__Task objective__. Present each line of the entries below that holds the word "JSON".

__Working data__.
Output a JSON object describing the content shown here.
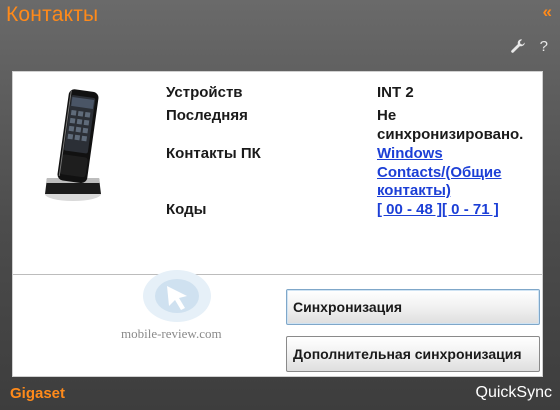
{
  "window": {
    "title": "Контакты",
    "collapse_label": "«"
  },
  "toolbar": {
    "settings_icon": "wrench-icon",
    "help_label": "?"
  },
  "device": {
    "rows": [
      {
        "label": "Устройств",
        "value": "INT 2"
      },
      {
        "label": "Последняя",
        "value": "Не синхронизировано."
      },
      {
        "label": "Контакты ПК",
        "value": "Windows Contacts/(Общие контакты)"
      },
      {
        "label": "Коды",
        "value": "[ 00 - 48 ][ 0 - 71 ]"
      }
    ]
  },
  "watermark": {
    "text": "mobile-review.com"
  },
  "actions": {
    "sync_label": "Синхронизация",
    "more_sync_label": "Дополнительная синхронизация"
  },
  "footer": {
    "brand": "Gigaset",
    "product": "QuickSync"
  },
  "colors": {
    "accent": "#ff8a1a",
    "link": "#1c3fd6",
    "background": "#4c4c4c"
  }
}
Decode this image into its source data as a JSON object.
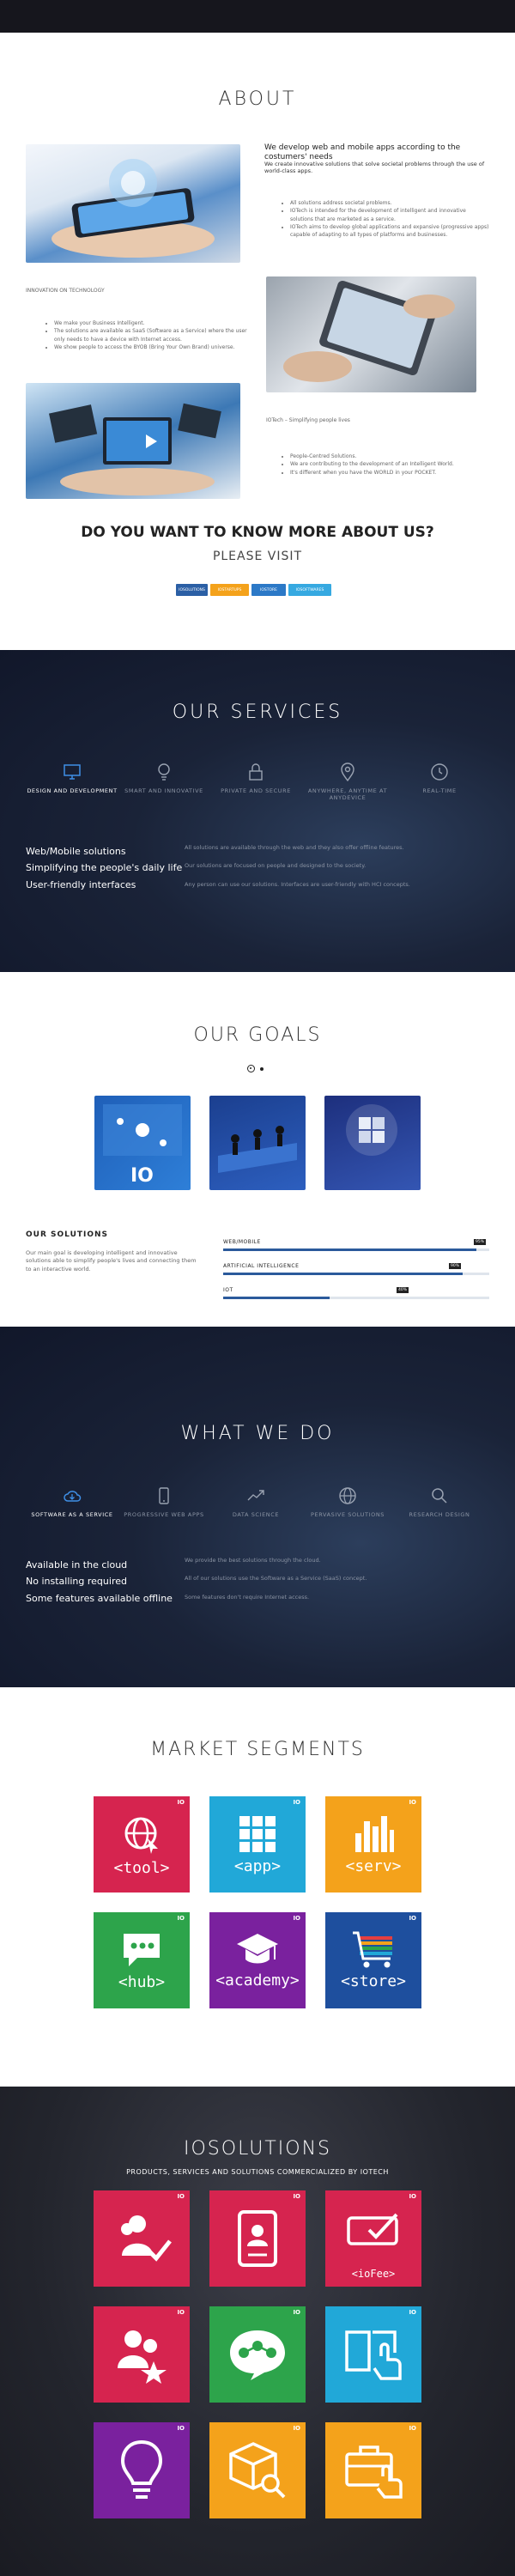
{
  "colors": {
    "dark_bg": "#16161d",
    "accent_blue": "#2b5a9b",
    "red": "#d6244f",
    "cyan": "#21a8d8",
    "orange": "#f4a21b",
    "green": "#2da44b",
    "purple": "#7a219e",
    "blue": "#1e4f9e"
  },
  "about": {
    "title": "ABOUT",
    "lead": "We develop web and mobile apps according to the costumers' needs",
    "sub": "We create innovative solutions that solve societal problems through the use of world-class apps.",
    "bullets1": [
      "All solutions address societal problems.",
      "IOTech is intended for the development of intelligent and innovative solutions that are marketed as a service.",
      "IOTech aims to develop global applications and expansive (progressive apps) capable of adapting to all types of platforms and businesses."
    ],
    "innovation_label": "INNOVATION ON TECHNOLOGY",
    "bullets2": [
      "We make your Business Intelligent.",
      "The solutions are available as SaaS (Software as a Service) where the user only needs to have a device with Internet access.",
      "We show people to access the BYOB (Bring Your Own Brand) universe."
    ],
    "isoft_label": "IOTech – Simplifying people lives",
    "bullets3": [
      "People-Centred Solutions.",
      "We are contributing to the development of an Intelligent World.",
      "It's different when you have the WORLD in your POCKET."
    ],
    "know_more": "DO YOU WANT TO KNOW MORE ABOUT US?",
    "visit": "PLEASE VISIT",
    "links": [
      {
        "label": "IOSOLUTIONS",
        "color": "#2b5fa5"
      },
      {
        "label": "IOSTARTUPS",
        "color": "#f4a21b"
      },
      {
        "label": "IOSTORE",
        "color": "#2c79c7"
      },
      {
        "label": "IOSOFTWARES",
        "color": "#36a9e1"
      }
    ]
  },
  "services": {
    "title": "OUR SERVICES",
    "features": [
      {
        "label": "DESIGN AND DEVELOPMENT",
        "icon": "monitor-icon"
      },
      {
        "label": "SMART AND INNOVATIVE",
        "icon": "lightbulb-icon"
      },
      {
        "label": "PRIVATE AND SECURE",
        "icon": "lock-icon"
      },
      {
        "label": "ANYWHERE, ANYTIME AT ANYDEVICE",
        "icon": "location-pin-icon"
      },
      {
        "label": "REAL-TIME",
        "icon": "clock-icon"
      }
    ],
    "big_lines": [
      "Web/Mobile solutions",
      "Simplifying the people's daily life",
      "User-friendly interfaces"
    ],
    "small_lines": [
      "All solutions are available through the web and they also offer offline features.",
      "Our solutions are focused on people and designed to the society.",
      "Any person can use our solutions. Interfaces are user-friendly with HCI concepts."
    ]
  },
  "goals": {
    "title": "OUR GOALS",
    "solutions_title": "OUR SOLUTIONS",
    "solutions_text": "Our main goal is developing intelligent and innovative solutions able to simplify people's lives and connecting them to an interactive world.",
    "bars": [
      {
        "label": "WEB/MOBILE",
        "value": 95,
        "value_label": "95%"
      },
      {
        "label": "ARTIFICIAL INTELLIGENCE",
        "value": 90,
        "value_label": "90%"
      },
      {
        "label": "IOT",
        "value": 40,
        "value_label": "40%"
      }
    ]
  },
  "whatwedo": {
    "title": "WHAT WE DO",
    "features": [
      {
        "label": "SOFTWARE AS A SERVICE",
        "icon": "cloud-icon"
      },
      {
        "label": "PROGRESSIVE WEB APPS",
        "icon": "mobile-icon"
      },
      {
        "label": "DATA SCIENCE",
        "icon": "chart-icon"
      },
      {
        "label": "PERVASIVE SOLUTIONS",
        "icon": "globe-icon"
      },
      {
        "label": "RESEARCH DESIGN",
        "icon": "search-icon"
      }
    ],
    "big_lines": [
      "Available in the cloud",
      "No installing required",
      "Some features available offline"
    ],
    "small_lines": [
      "We provide the best solutions through the cloud.",
      "All of our solutions use the Software as a Service (SaaS) concept.",
      "Some features don't require Internet access."
    ]
  },
  "market": {
    "title": "MARKET SEGMENTS",
    "io": "IO",
    "tiles": [
      {
        "name": "<tool>",
        "color": "#d6244f",
        "icon": "globe-icon"
      },
      {
        "name": "<app>",
        "color": "#21a8d8",
        "icon": "grid-icon"
      },
      {
        "name": "<serv>",
        "color": "#f4a21b",
        "icon": "bars-icon"
      },
      {
        "name": "<hub>",
        "color": "#2da44b",
        "icon": "chat-icon"
      },
      {
        "name": "<academy>",
        "color": "#7a219e",
        "icon": "graduation-cap-icon"
      },
      {
        "name": "<store>",
        "color": "#1e4f9e",
        "icon": "cart-icon"
      }
    ]
  },
  "iosolutions": {
    "title": "IOSOLUTIONS",
    "subtitle": "PRODUCTS, SERVICES AND SOLUTIONS COMMERCIALIZED BY IOTECH",
    "io": "IO",
    "tiles": [
      {
        "color": "#d6244f",
        "icon": "users-check-icon",
        "name": ""
      },
      {
        "color": "#d6244f",
        "icon": "id-card-icon",
        "name": ""
      },
      {
        "color": "#d6244f",
        "icon": "ticket-check-icon",
        "name": "<ioFee>"
      },
      {
        "color": "#d6244f",
        "icon": "users-star-icon",
        "name": ""
      },
      {
        "color": "#2da44b",
        "icon": "chat-bubble-icon",
        "name": ""
      },
      {
        "color": "#21a8d8",
        "icon": "book-touch-icon",
        "name": ""
      },
      {
        "color": "#7a219e",
        "icon": "lightbulb-icon",
        "name": ""
      },
      {
        "color": "#f4a21b",
        "icon": "box-search-icon",
        "name": ""
      },
      {
        "color": "#f4a21b",
        "icon": "briefcase-touch-icon",
        "name": ""
      }
    ]
  }
}
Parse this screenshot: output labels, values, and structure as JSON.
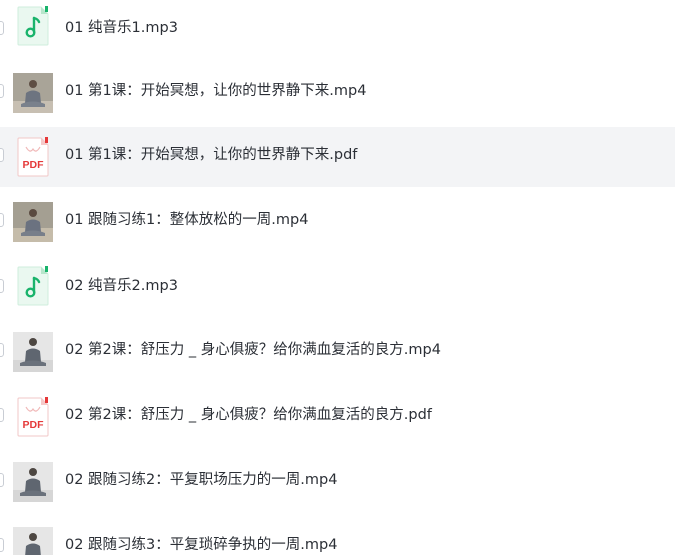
{
  "files": [
    {
      "name": "01 纯音乐1.mp3",
      "type": "audio",
      "icon": "music-note-icon"
    },
    {
      "name": "01 第1课：开始冥想，让你的世界静下来.mp4",
      "type": "video",
      "icon": "video-thumbnail"
    },
    {
      "name": "01 第1课：开始冥想，让你的世界静下来.pdf",
      "type": "pdf",
      "icon": "pdf-icon",
      "pdf_label": "PDF"
    },
    {
      "name": "01 跟随习练1：整体放松的一周.mp4",
      "type": "video",
      "icon": "video-thumbnail"
    },
    {
      "name": "02 纯音乐2.mp3",
      "type": "audio",
      "icon": "music-note-icon"
    },
    {
      "name": "02 第2课：舒压力 _ 身心俱疲？给你满血复活的良方.mp4",
      "type": "video",
      "icon": "video-thumbnail"
    },
    {
      "name": "02 第2课：舒压力 _ 身心俱疲？给你满血复活的良方.pdf",
      "type": "pdf",
      "icon": "pdf-icon",
      "pdf_label": "PDF"
    },
    {
      "name": "02 跟随习练2：平复职场压力的一周.mp4",
      "type": "video",
      "icon": "video-thumbnail"
    },
    {
      "name": "02 跟随习练3：平复琐碎争执的一周.mp4",
      "type": "video",
      "icon": "video-thumbnail"
    }
  ],
  "colors": {
    "audio_green": "#19b36b",
    "pdf_red": "#e5393a",
    "highlight_bg": "#f3f4f6",
    "text": "#2b2f36"
  }
}
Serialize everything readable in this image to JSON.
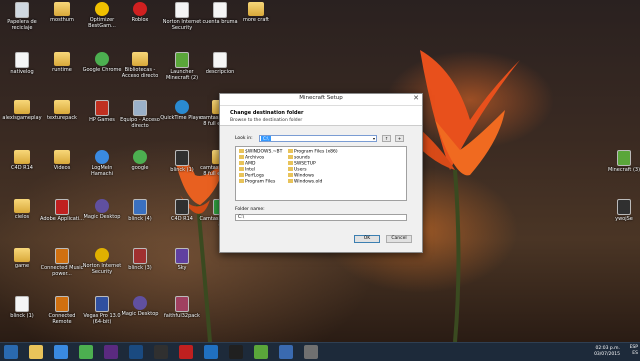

__Output for this exercise__.
Output a JSON object describing the content shown here.
Decode this image into its source data as a JSON object.
Parse this screenshot: output labels, values, and structure as JSON.
Serialize everything readable in this image to JSON.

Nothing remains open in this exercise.